▶ _TASK TO COMPLETE_: All the data beneath this line is to be reproduced exactly.

[Entries from a dataset of interfaces]
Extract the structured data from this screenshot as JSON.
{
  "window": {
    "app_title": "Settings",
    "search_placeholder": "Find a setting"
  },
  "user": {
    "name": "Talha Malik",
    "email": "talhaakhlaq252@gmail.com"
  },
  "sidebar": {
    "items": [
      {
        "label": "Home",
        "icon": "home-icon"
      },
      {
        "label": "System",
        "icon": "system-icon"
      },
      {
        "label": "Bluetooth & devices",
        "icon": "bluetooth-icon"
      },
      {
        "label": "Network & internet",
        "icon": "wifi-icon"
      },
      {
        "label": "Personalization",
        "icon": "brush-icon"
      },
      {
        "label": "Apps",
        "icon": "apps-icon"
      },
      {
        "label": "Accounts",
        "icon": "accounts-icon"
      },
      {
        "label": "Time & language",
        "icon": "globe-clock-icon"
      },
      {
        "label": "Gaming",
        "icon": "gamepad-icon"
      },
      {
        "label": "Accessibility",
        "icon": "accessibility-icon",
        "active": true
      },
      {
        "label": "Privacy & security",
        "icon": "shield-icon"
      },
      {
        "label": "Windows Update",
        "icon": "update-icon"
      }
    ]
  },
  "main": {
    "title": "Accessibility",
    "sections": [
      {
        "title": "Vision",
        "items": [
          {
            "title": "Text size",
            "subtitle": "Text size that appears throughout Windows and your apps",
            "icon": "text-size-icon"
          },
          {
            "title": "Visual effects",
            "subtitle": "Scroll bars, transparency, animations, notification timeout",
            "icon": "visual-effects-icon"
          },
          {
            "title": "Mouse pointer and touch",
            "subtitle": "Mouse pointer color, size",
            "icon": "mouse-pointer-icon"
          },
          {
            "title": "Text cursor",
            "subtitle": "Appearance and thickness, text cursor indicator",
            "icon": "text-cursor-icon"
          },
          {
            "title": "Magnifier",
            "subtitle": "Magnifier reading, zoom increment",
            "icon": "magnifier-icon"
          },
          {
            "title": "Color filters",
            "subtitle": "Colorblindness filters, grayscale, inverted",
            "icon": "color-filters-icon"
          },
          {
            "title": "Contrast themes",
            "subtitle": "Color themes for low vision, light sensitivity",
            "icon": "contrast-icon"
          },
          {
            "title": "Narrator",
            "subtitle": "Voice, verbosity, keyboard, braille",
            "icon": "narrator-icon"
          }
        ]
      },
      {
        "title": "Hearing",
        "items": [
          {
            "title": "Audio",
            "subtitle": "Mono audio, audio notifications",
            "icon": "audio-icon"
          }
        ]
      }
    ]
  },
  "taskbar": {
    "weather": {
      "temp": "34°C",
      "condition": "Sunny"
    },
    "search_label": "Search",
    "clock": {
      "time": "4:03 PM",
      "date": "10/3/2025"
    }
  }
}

▶ _EXERCISE ANSWER_:
Extract the structured data from this screenshot as JSON.
{
  "window": {
    "app_title": "Settings",
    "search_placeholder": "Find a setting"
  },
  "user": {
    "name": "Talha Malik",
    "email": "talhaakhlaq252@gmail.com"
  },
  "sidebar": {
    "items": [
      {
        "label": "Home",
        "icon": "home-icon"
      },
      {
        "label": "System",
        "icon": "system-icon"
      },
      {
        "label": "Bluetooth & devices",
        "icon": "bluetooth-icon"
      },
      {
        "label": "Network & internet",
        "icon": "wifi-icon"
      },
      {
        "label": "Personalization",
        "icon": "brush-icon"
      },
      {
        "label": "Apps",
        "icon": "apps-icon"
      },
      {
        "label": "Accounts",
        "icon": "accounts-icon"
      },
      {
        "label": "Time & language",
        "icon": "globe-clock-icon"
      },
      {
        "label": "Gaming",
        "icon": "gamepad-icon"
      },
      {
        "label": "Accessibility",
        "icon": "accessibility-icon",
        "active": true
      },
      {
        "label": "Privacy & security",
        "icon": "shield-icon"
      },
      {
        "label": "Windows Update",
        "icon": "update-icon"
      }
    ]
  },
  "main": {
    "title": "Accessibility",
    "sections": [
      {
        "title": "Vision",
        "items": [
          {
            "title": "Text size",
            "subtitle": "Text size that appears throughout Windows and your apps",
            "icon": "text-size-icon"
          },
          {
            "title": "Visual effects",
            "subtitle": "Scroll bars, transparency, animations, notification timeout",
            "icon": "visual-effects-icon"
          },
          {
            "title": "Mouse pointer and touch",
            "subtitle": "Mouse pointer color, size",
            "icon": "mouse-pointer-icon"
          },
          {
            "title": "Text cursor",
            "subtitle": "Appearance and thickness, text cursor indicator",
            "icon": "text-cursor-icon"
          },
          {
            "title": "Magnifier",
            "subtitle": "Magnifier reading, zoom increment",
            "icon": "magnifier-icon"
          },
          {
            "title": "Color filters",
            "subtitle": "Colorblindness filters, grayscale, inverted",
            "icon": "color-filters-icon"
          },
          {
            "title": "Contrast themes",
            "subtitle": "Color themes for low vision, light sensitivity",
            "icon": "contrast-icon"
          },
          {
            "title": "Narrator",
            "subtitle": "Voice, verbosity, keyboard, braille",
            "icon": "narrator-icon"
          }
        ]
      },
      {
        "title": "Hearing",
        "items": [
          {
            "title": "Audio",
            "subtitle": "Mono audio, audio notifications",
            "icon": "audio-icon"
          }
        ]
      }
    ]
  },
  "taskbar": {
    "weather": {
      "temp": "34°C",
      "condition": "Sunny"
    },
    "search_label": "Search",
    "clock": {
      "time": "4:03 PM",
      "date": "10/3/2025"
    }
  }
}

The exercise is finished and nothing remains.